You may have missed the story last autumn that the OED had to revise its definition of the term "woman" after equality campaigners challenged the use of "bitch," "bint" and "wench" as synonyms.
An open letter signed by Maria Beatrice Giovanardi and others from Women's Aid, the Women's Equality Party and several linguists began:
"Did you know that if you are a woman, the dictionary will refer to you as a “bitch” or a “maid”? And that a man is “a person with the qualities associated with males, such as bravery, spirit, or toughness” or “a man of honour” and the “man of the house”?
These are, according to the dictionary, the synonyms for “woman” alongside a wealth of derogatory and equally sexist examples – “I told you to be home when I get home, little woman” or “Don’t be daft, woman!”'
There was also a protest that the entry for "man" was much longer than the one for "woman." Among the many things that interest me in this story, which concludes well with the OED revising its examples, is that "woman" might be - at least linguistically - the marked form and "man" the unmarked.
This is the argument that used to be jocularly characterised as "man embraces woman." In other words, "man" is both the generic and specific term, grammatically speaking. I always found it specious, since the famous example "man, being a mammal, breastfeeds his young" always makes people jump.
Ida Frisell published some research at Lund university which expands this idea.

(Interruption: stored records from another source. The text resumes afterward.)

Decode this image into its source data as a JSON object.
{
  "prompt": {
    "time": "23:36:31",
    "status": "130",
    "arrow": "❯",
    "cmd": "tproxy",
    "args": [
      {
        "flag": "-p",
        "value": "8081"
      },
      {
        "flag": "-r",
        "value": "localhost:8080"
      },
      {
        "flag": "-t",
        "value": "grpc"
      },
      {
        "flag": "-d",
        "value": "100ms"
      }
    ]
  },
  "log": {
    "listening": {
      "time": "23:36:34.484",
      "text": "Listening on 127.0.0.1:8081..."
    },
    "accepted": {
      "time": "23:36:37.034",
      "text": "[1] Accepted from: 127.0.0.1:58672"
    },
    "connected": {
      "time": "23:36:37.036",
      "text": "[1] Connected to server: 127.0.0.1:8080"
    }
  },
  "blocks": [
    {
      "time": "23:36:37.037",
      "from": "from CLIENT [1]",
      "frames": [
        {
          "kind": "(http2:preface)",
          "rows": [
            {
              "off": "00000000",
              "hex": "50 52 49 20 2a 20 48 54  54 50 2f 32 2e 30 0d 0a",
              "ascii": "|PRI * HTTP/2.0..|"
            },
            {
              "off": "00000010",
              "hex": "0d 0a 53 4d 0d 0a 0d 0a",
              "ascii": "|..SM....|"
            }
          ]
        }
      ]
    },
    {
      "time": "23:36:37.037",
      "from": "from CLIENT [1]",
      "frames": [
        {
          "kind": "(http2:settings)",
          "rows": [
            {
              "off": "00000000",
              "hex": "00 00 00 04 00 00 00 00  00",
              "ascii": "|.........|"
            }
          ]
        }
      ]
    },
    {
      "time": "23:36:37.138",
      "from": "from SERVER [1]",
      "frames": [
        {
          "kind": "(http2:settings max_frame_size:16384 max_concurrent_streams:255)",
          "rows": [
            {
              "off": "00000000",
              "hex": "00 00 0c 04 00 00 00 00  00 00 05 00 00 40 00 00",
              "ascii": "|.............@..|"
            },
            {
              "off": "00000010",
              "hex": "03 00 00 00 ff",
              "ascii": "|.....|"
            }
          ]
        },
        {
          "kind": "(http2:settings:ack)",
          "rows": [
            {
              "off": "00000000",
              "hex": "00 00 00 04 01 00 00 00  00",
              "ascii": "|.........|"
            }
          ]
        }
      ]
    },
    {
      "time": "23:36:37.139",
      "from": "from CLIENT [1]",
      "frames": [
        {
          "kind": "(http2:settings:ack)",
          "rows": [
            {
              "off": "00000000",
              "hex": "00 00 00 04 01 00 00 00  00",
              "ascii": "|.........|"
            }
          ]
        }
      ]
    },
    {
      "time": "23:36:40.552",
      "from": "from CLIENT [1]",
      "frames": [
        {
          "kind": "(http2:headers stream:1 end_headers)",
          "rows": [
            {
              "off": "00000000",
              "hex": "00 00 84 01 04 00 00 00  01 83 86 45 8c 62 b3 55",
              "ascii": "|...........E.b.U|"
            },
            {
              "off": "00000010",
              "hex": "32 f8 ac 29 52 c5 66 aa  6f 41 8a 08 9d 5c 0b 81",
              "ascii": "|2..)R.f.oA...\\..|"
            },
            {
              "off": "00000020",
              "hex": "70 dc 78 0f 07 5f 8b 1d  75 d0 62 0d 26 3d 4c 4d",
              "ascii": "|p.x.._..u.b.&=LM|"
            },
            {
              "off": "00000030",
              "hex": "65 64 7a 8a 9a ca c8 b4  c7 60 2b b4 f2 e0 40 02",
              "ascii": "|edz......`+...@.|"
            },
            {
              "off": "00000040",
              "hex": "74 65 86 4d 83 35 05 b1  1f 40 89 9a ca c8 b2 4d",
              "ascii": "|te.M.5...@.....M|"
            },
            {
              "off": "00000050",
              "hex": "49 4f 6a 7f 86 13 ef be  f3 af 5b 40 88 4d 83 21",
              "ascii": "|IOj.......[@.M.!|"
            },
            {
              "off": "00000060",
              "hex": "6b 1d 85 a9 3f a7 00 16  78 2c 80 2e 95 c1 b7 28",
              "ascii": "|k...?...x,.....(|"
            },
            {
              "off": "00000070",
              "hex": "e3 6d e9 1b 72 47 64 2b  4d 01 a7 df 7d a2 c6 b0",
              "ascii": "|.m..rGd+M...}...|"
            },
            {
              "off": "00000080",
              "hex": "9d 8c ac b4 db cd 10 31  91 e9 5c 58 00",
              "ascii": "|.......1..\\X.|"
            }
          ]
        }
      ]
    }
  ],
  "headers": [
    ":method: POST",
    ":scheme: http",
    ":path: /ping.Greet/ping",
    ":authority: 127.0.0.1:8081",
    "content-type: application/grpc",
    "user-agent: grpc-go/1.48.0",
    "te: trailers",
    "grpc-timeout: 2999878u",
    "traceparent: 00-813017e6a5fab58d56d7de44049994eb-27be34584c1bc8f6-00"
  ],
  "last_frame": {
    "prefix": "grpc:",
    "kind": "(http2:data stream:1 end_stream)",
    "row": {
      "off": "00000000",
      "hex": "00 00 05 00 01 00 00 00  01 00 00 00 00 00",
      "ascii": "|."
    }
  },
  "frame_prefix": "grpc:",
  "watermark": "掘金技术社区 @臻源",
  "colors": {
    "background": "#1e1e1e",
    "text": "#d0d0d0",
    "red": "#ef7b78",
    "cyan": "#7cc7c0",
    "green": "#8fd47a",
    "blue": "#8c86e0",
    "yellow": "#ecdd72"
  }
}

Words like "fireman," "policeman," "spokesman," "chairman," are gradually being replaced by "firefighter," "police officer," "spokesperson," "chair(person)," though many people really object to the "-person" suffix and regard it as political correctness gone mad.
But, back to marked and unmarked. The unmarked form is often male: dog, tiger, lion; if we said "a pack of bitches" we would mean something different from "a pack of dogs." "The tigress was dangerous" refers to a specific gender of the animal - same with lioness.
The marked form is sometimes male: we say ducks, sheep, cows, not drakes, rams and bulls, unless we are being specific about the gender. No-one says, "I'm going to the park to feed the drakes" or "try counting rams to get to sleep."
There has been a movement away from using feminising suffixes in recent years, with "stewardess" being replaced by "flight attendant" or both sexes using "actor." I certainly remember with distaste a trend lasting into the 1960s to refer to female students as "undergraduettes," but that was as much about the users' linguistic ignorance as it was about feminism.
Word of the week: Tsar
Prompted by news that the Queen has appointed a "diversity tsar" to modernise the monarchy's approach to race, after Megan Markle's revelations in the interview she and her husband gave to Oprah Winfrey. The word "tsar" derives from the Latin "Caesar" and was used in Slavic countries for their supreme leader.
Now you can be a tsar of anything. Maybe I'll be appointed Language Tsar? And perhaps change my surname to Hoffperson? It's a thought.